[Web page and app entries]
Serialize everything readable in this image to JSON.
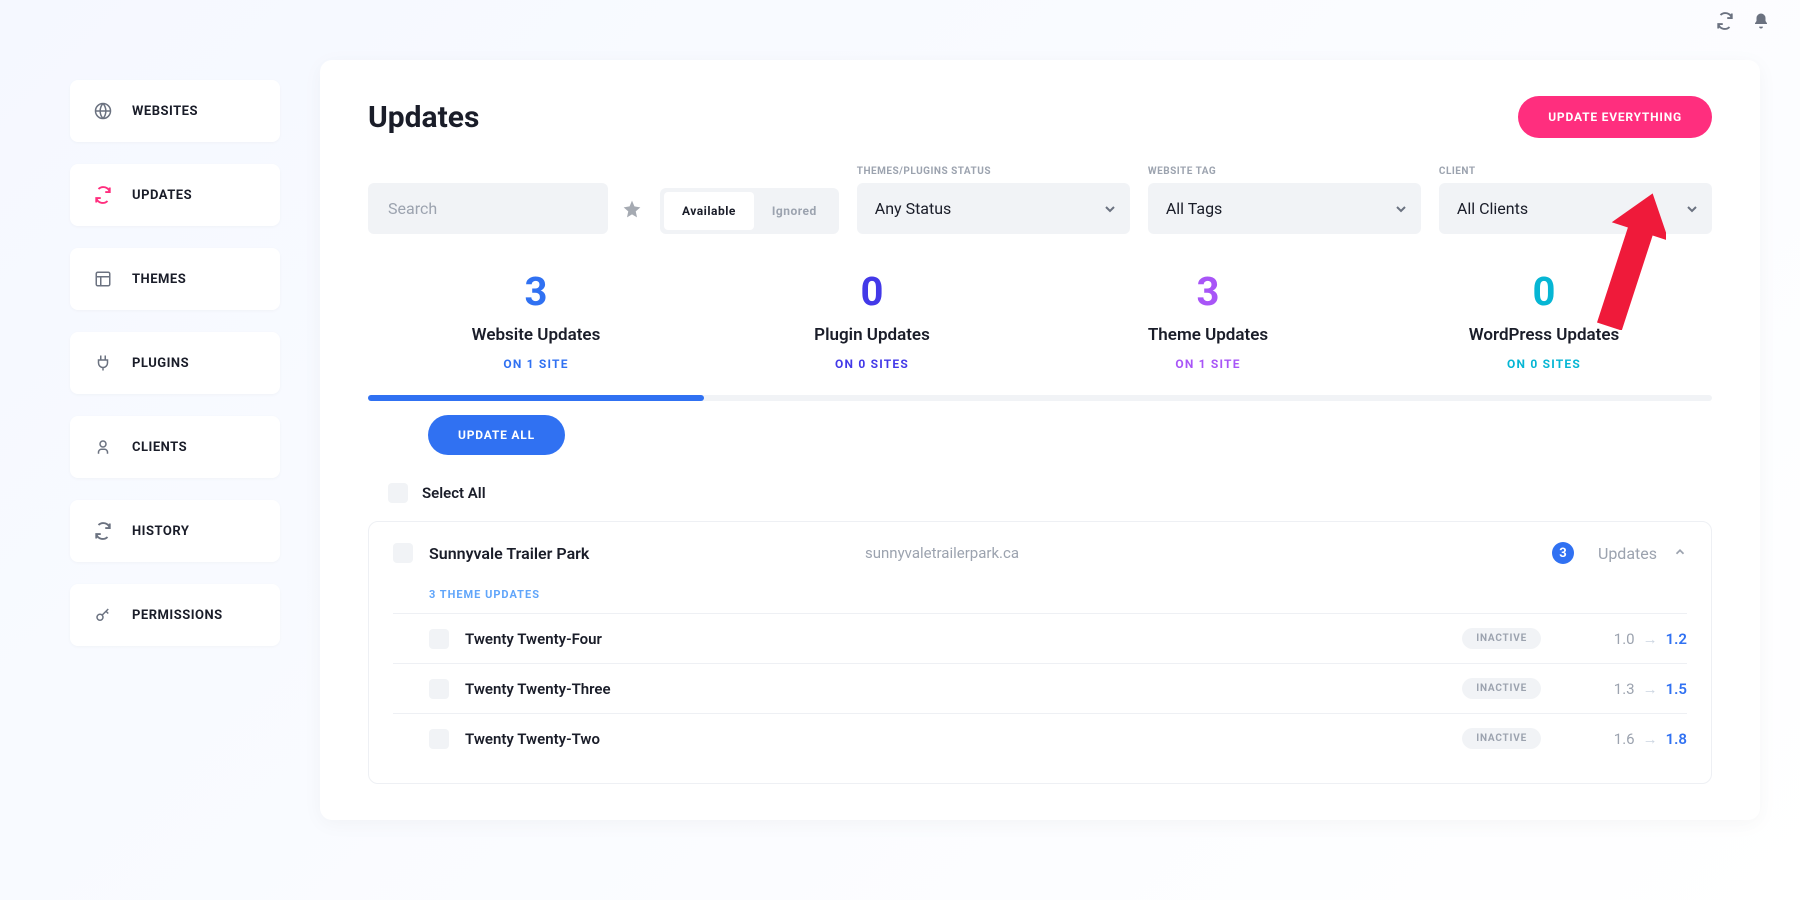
{
  "topbar": {
    "refresh_icon": "refresh",
    "bell_icon": "bell"
  },
  "sidebar": {
    "items": [
      {
        "label": "Websites",
        "icon": "globe"
      },
      {
        "label": "Updates",
        "icon": "refresh"
      },
      {
        "label": "Themes",
        "icon": "layout"
      },
      {
        "label": "Plugins",
        "icon": "plug"
      },
      {
        "label": "Clients",
        "icon": "user"
      },
      {
        "label": "History",
        "icon": "refresh"
      },
      {
        "label": "Permissions",
        "icon": "key"
      }
    ]
  },
  "page": {
    "title": "Updates"
  },
  "actions": {
    "update_everything": "Update Everything",
    "update_all": "Update All"
  },
  "filters": {
    "search_placeholder": "Search",
    "toggle": {
      "available": "Available",
      "ignored": "Ignored"
    },
    "status": {
      "label": "Themes/Plugins Status",
      "value": "Any Status"
    },
    "tag": {
      "label": "Website Tag",
      "value": "All Tags"
    },
    "client": {
      "label": "Client",
      "value": "All Clients"
    }
  },
  "stats": [
    {
      "count": "3",
      "title": "Website Updates",
      "sub": "On 1 Site",
      "color": "blue"
    },
    {
      "count": "0",
      "title": "Plugin Updates",
      "sub": "On 0 Sites",
      "color": "indigo"
    },
    {
      "count": "3",
      "title": "Theme Updates",
      "sub": "On 1 Site",
      "color": "purple"
    },
    {
      "count": "0",
      "title": "WordPress Updates",
      "sub": "On 0 Sites",
      "color": "cyan"
    }
  ],
  "list": {
    "select_all": "Select All",
    "site": {
      "name": "Sunnyvale Trailer Park",
      "url": "sunnyvaletrailerpark.ca",
      "count": "3",
      "updates_label": "Updates",
      "section_heading": "3 Theme Updates",
      "rows": [
        {
          "name": "Twenty Twenty-Four",
          "status": "Inactive",
          "from": "1.0",
          "to": "1.2"
        },
        {
          "name": "Twenty Twenty-Three",
          "status": "Inactive",
          "from": "1.3",
          "to": "1.5"
        },
        {
          "name": "Twenty Twenty-Two",
          "status": "Inactive",
          "from": "1.6",
          "to": "1.8"
        }
      ]
    }
  }
}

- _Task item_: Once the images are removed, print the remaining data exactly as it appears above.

- _Response area_:
Serialize everything readable in this image to JSON.
{
  "topbar": {
    "refresh_icon": "refresh",
    "bell_icon": "bell"
  },
  "sidebar": {
    "items": [
      {
        "label": "Websites",
        "icon": "globe"
      },
      {
        "label": "Updates",
        "icon": "refresh"
      },
      {
        "label": "Themes",
        "icon": "layout"
      },
      {
        "label": "Plugins",
        "icon": "plug"
      },
      {
        "label": "Clients",
        "icon": "user"
      },
      {
        "label": "History",
        "icon": "refresh"
      },
      {
        "label": "Permissions",
        "icon": "key"
      }
    ]
  },
  "page": {
    "title": "Updates"
  },
  "actions": {
    "update_everything": "Update Everything",
    "update_all": "Update All"
  },
  "filters": {
    "search_placeholder": "Search",
    "toggle": {
      "available": "Available",
      "ignored": "Ignored"
    },
    "status": {
      "label": "Themes/Plugins Status",
      "value": "Any Status"
    },
    "tag": {
      "label": "Website Tag",
      "value": "All Tags"
    },
    "client": {
      "label": "Client",
      "value": "All Clients"
    }
  },
  "stats": [
    {
      "count": "3",
      "title": "Website Updates",
      "sub": "On 1 Site",
      "color": "blue"
    },
    {
      "count": "0",
      "title": "Plugin Updates",
      "sub": "On 0 Sites",
      "color": "indigo"
    },
    {
      "count": "3",
      "title": "Theme Updates",
      "sub": "On 1 Site",
      "color": "purple"
    },
    {
      "count": "0",
      "title": "WordPress Updates",
      "sub": "On 0 Sites",
      "color": "cyan"
    }
  ],
  "list": {
    "select_all": "Select All",
    "site": {
      "name": "Sunnyvale Trailer Park",
      "url": "sunnyvaletrailerpark.ca",
      "count": "3",
      "updates_label": "Updates",
      "section_heading": "3 Theme Updates",
      "rows": [
        {
          "name": "Twenty Twenty-Four",
          "status": "Inactive",
          "from": "1.0",
          "to": "1.2"
        },
        {
          "name": "Twenty Twenty-Three",
          "status": "Inactive",
          "from": "1.3",
          "to": "1.5"
        },
        {
          "name": "Twenty Twenty-Two",
          "status": "Inactive",
          "from": "1.6",
          "to": "1.8"
        }
      ]
    }
  }
}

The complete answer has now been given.